THE TASK – Each line of the records containing "написано" is to be copied out and returned.

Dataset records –
####

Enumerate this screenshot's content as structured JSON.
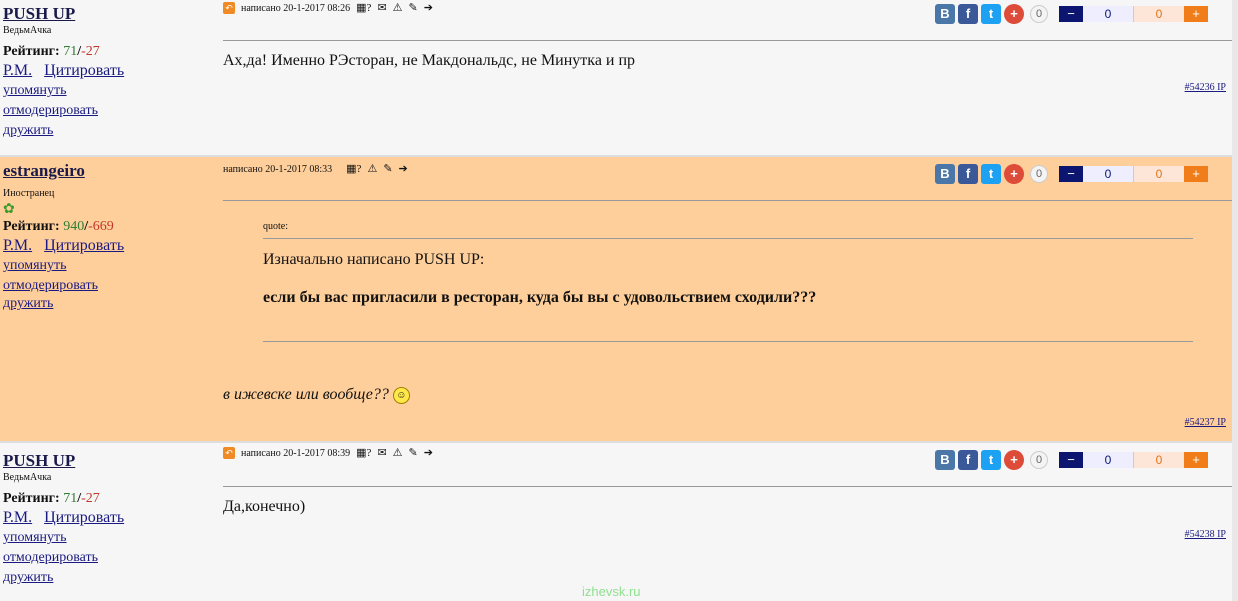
{
  "posts": [
    {
      "username": "PUSH UP",
      "user_title": "ВедьмАчка",
      "rating_label": "Рейтинг:",
      "rating_pos": "71",
      "rating_neg": "-27",
      "pm": "Р.М.",
      "quote_action": "Цитировать",
      "mention": "упомянуть",
      "moderate": "отмодерировать",
      "friend": "дружить",
      "written": "написано 20-1-2017 08:26",
      "text": "Ах,да! Именно РЭсторан, не Макдональдс, не Минутка и пр",
      "share_count": "0",
      "votes_pos": "0",
      "votes_neg": "0",
      "post_id": "#54236",
      "ip": "IP"
    },
    {
      "username": "estrangeiro",
      "user_title": "Иностранец",
      "rating_label": "Рейтинг:",
      "rating_pos": "940",
      "rating_neg": "-669",
      "pm": "Р.М.",
      "quote_action": "Цитировать",
      "mention": "упомянуть",
      "moderate": "отмодерировать",
      "friend": "дружить",
      "written": "написано 20-1-2017 08:33",
      "quote_label": "quote:",
      "quote_author": "Изначально написано PUSH UP:",
      "quote_text": "если бы вас пригласили в ресторан, куда бы вы с удовольствием сходили???",
      "text": "в ижевске или вообще??",
      "share_count": "0",
      "votes_pos": "0",
      "votes_neg": "0",
      "post_id": "#54237",
      "ip": "IP"
    },
    {
      "username": "PUSH UP",
      "user_title": "ВедьмАчка",
      "rating_label": "Рейтинг:",
      "rating_pos": "71",
      "rating_neg": "-27",
      "pm": "Р.М.",
      "quote_action": "Цитировать",
      "mention": "упомянуть",
      "moderate": "отмодерировать",
      "friend": "дружить",
      "written": "написано 20-1-2017 08:39",
      "text": "Да,конечно)",
      "share_count": "0",
      "votes_pos": "0",
      "votes_neg": "0",
      "post_id": "#54238",
      "ip": "IP"
    }
  ],
  "social": {
    "vk": "B",
    "fb": "f",
    "tw": "t",
    "plus": "+"
  },
  "vote": {
    "minus": "−",
    "plus": "+"
  },
  "watermark": "izhevsk.ru",
  "colors": {
    "highlight_bg": "#ffcf9b",
    "vote_minus": "#0c1670",
    "vote_plus": "#f07d1a"
  }
}
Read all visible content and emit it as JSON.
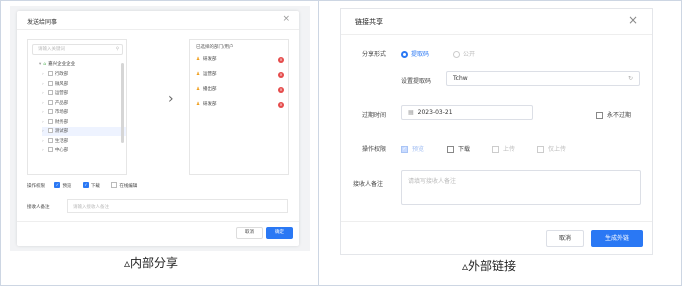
{
  "internal": {
    "title": "发送给同事",
    "search_placeholder": "请输入关键词",
    "root_label": "嘉兴企业企业",
    "tree_items": [
      "行政部",
      "微风部",
      "运营部",
      "产品部",
      "市场部",
      "财务部",
      "测试部",
      "生活部",
      "中心部"
    ],
    "selected_header": "已选择的部门/用户",
    "selected_users": [
      "研发部",
      "运营部",
      "播出部",
      "研发部"
    ],
    "perm_label": "操作权限",
    "perm_options": [
      "预览",
      "下载",
      "在线编辑"
    ],
    "note_label": "接收人备注",
    "note_placeholder": "请输入接收人备注",
    "cancel_label": "取消",
    "ok_label": "确定",
    "caption": "▵内部分享"
  },
  "external": {
    "title": "链接共享",
    "share_type_label": "分享形式",
    "share_type_options": [
      "提取码",
      "公开"
    ],
    "code_label": "设置提取码",
    "code_value": "Tchw",
    "expire_label": "过期时间",
    "expire_value": "2023-03-21",
    "never_expire_label": "永不过期",
    "perm_label": "操作权限",
    "perm_options": [
      "预览",
      "下载",
      "上传",
      "仅上传"
    ],
    "note_label": "接收人备注",
    "note_placeholder": "请填写接收人备注",
    "cancel_label": "取消",
    "ok_label": "生成外链",
    "caption": "▵外部链接"
  },
  "colors": {
    "accent": "#2a78f4",
    "danger": "#e54b4b",
    "user_icon": "#f0a020"
  }
}
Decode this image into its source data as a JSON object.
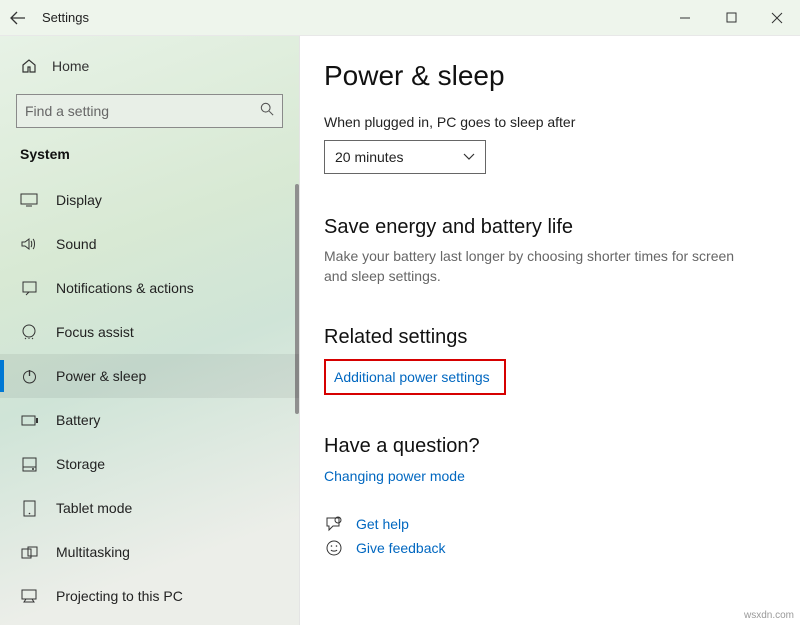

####

EXERCISE OUTPUT –
      "written": "написано 20-1-2017 08:26",
      "written": "написано 20-1-2017 08:33",
      "quote_author": "Изначально написано PUSH UP:",
      "written": "написано 20-1-2017 08:39",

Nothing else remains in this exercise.